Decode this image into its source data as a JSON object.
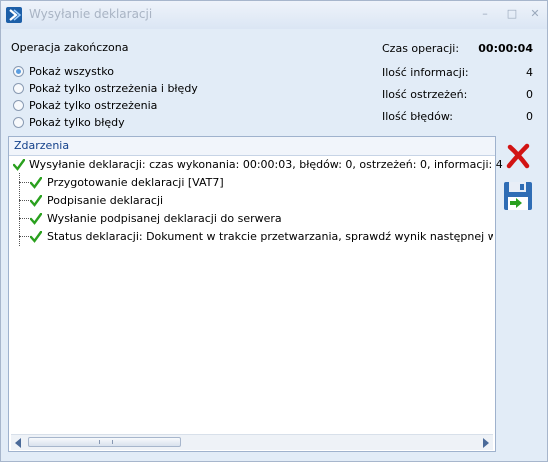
{
  "window": {
    "title": "Wysyłanie deklaracji",
    "minimize_glyph": "–",
    "maximize_glyph": "□",
    "close_glyph": "✕"
  },
  "status": {
    "heading": "Operacja zakończona"
  },
  "filters": [
    {
      "label": "Pokaż wszystko",
      "selected": true
    },
    {
      "label": "Pokaż tylko ostrzeżenia i błędy",
      "selected": false
    },
    {
      "label": "Pokaż tylko ostrzeżenia",
      "selected": false
    },
    {
      "label": "Pokaż tylko błędy",
      "selected": false
    }
  ],
  "stats": {
    "time_label": "Czas operacji:",
    "time_value": "00:00:04",
    "info_label": "Ilość informacji:",
    "info_value": "4",
    "warnings_label": "Ilość ostrzeżeń:",
    "warnings_value": "0",
    "errors_label": "Ilość błędów:",
    "errors_value": "0"
  },
  "events": {
    "header": "Zdarzenia",
    "root": "Wysyłanie deklaracji: czas wykonania: 00:00:03, błędów: 0, ostrzeżeń: 0, informacji: 4",
    "children": [
      "Przygotowanie deklaracji [VAT7]",
      "Podpisanie deklaracji",
      "Wysłanie podpisanej deklaracji do serwera",
      "Status deklaracji: Dokument w trakcie przetwarzania, sprawdź wynik następnej weryfikacji do"
    ]
  },
  "icons": {
    "app": "comarch-app-icon",
    "check": "green-check-icon",
    "cancel": "red-x-icon",
    "save": "floppy-disk-icon"
  },
  "colors": {
    "check_green": "#2aa01e",
    "cancel_red": "#d21414",
    "header_text": "#15428b"
  }
}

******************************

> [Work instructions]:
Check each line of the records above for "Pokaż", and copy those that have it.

> [Output]:
      "label": "Pokaż wszystko",
      "label": "Pokaż tylko ostrzeżenia i błędy",
      "label": "Pokaż tylko ostrzeżenia",
      "label": "Pokaż tylko błędy",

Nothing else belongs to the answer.